  44. 44. Media Center Improvements OPAC Stations New! Inspiron 17R Includes McAfee & Accidental Damage protection. 2 laptops at $649.99 - $1298.00 n7110/pd?oc=fndoy07&model_id=inspi ron-17r-n7110
  45. 45. Media Center Improvements Circulation Desk DEMCO® Liberation™ Circulation Desk Constructed of 3/4" thick, 7-ply veneer core plywood with oak veneer facing Individual captured tops are a multi-ply core construction with high pressure laminate surface Solid oak edge banding on all exposed edges Modular components make up the subtle styling of this functional circulation furniture. Each individual unit features a captured top within 29"D end panels allowing ease of rearrangement with minimal effort. All interior framing material is 3/4"-thick kiln-dried hardwood to provide structural soundness. Drawer fronts and boxes on all units are 3/4"-thick solid oak, and are easily accessed with full extension drawer slides. Units with shelves feature drilled pin holes to allow adjustability. Start by choosing either a recessed or level top desk, and continue by adding a variety of storage units and ADA components.
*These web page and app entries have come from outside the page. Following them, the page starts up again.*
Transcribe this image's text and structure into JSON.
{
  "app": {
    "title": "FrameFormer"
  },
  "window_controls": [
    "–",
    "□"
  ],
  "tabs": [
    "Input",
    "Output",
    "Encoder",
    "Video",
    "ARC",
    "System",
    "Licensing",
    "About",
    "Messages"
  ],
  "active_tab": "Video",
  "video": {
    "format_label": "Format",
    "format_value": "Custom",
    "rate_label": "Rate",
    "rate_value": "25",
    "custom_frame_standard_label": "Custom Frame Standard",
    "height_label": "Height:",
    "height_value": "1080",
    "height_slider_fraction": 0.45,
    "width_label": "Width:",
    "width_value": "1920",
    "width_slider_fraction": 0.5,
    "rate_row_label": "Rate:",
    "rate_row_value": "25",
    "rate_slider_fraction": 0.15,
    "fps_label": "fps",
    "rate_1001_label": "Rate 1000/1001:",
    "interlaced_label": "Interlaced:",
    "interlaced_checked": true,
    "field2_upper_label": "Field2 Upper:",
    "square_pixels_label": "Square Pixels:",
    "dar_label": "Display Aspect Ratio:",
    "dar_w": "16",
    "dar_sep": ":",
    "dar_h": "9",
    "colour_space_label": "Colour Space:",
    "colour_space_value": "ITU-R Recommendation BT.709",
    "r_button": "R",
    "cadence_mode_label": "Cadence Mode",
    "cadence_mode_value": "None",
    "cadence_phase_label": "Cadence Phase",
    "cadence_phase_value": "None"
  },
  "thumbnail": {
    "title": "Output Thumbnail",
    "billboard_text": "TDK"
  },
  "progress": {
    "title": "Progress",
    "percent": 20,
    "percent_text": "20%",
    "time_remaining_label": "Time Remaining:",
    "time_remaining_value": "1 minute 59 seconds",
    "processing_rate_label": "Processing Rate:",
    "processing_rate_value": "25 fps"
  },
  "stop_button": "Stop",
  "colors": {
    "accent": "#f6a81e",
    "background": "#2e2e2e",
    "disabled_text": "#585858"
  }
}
ADA access units feature front leg room on the patron side, and a choice of shelving or leg room on the interior side to accommodate an ADA employee. Corner connectors in choice of 45° or 90° angles will give you the desired curve to define your space. Further customize your desk by selecting surface heights to fit your work needs. Hanging pedestal files and lateral files along with 2 styles of CPU holders will keep information close at hand, yet cleanly tucked away. Complete your arrangement with a pair of end panels required to finish the entire assembly. 0
  46. 46. Media Center Improvements Circulation Desk3 (A) Liberation Desk Unit w/Twin Drawers 36"W x 29"D WF12158820 EA $1,314.99 $3,944.971 (D) Liberation Recessed 30"H Worksurface Desk 42"Wx29"D WF12158950 EA $999.99 $999.992 (E) Liberation 90 Degree Round Corner Unit 29"W x 29"D WF12159220 EA $1,164.99 $2,329.981 (J) Liberation Book Return Front Slot 36"W x 29"D WF12158990 EA $864.99 $864.991 (M) Liberation Storage Unit with 2 Open Shelves 36"W WF12159120 EA $1,074.99 $1,074.991 (P) Liberation Storage Unit with Hinged Door, 2 Shelves 32"W WF12171880 EA $1,374.99 $1,374.99 Merchandise Total – 10, 589.91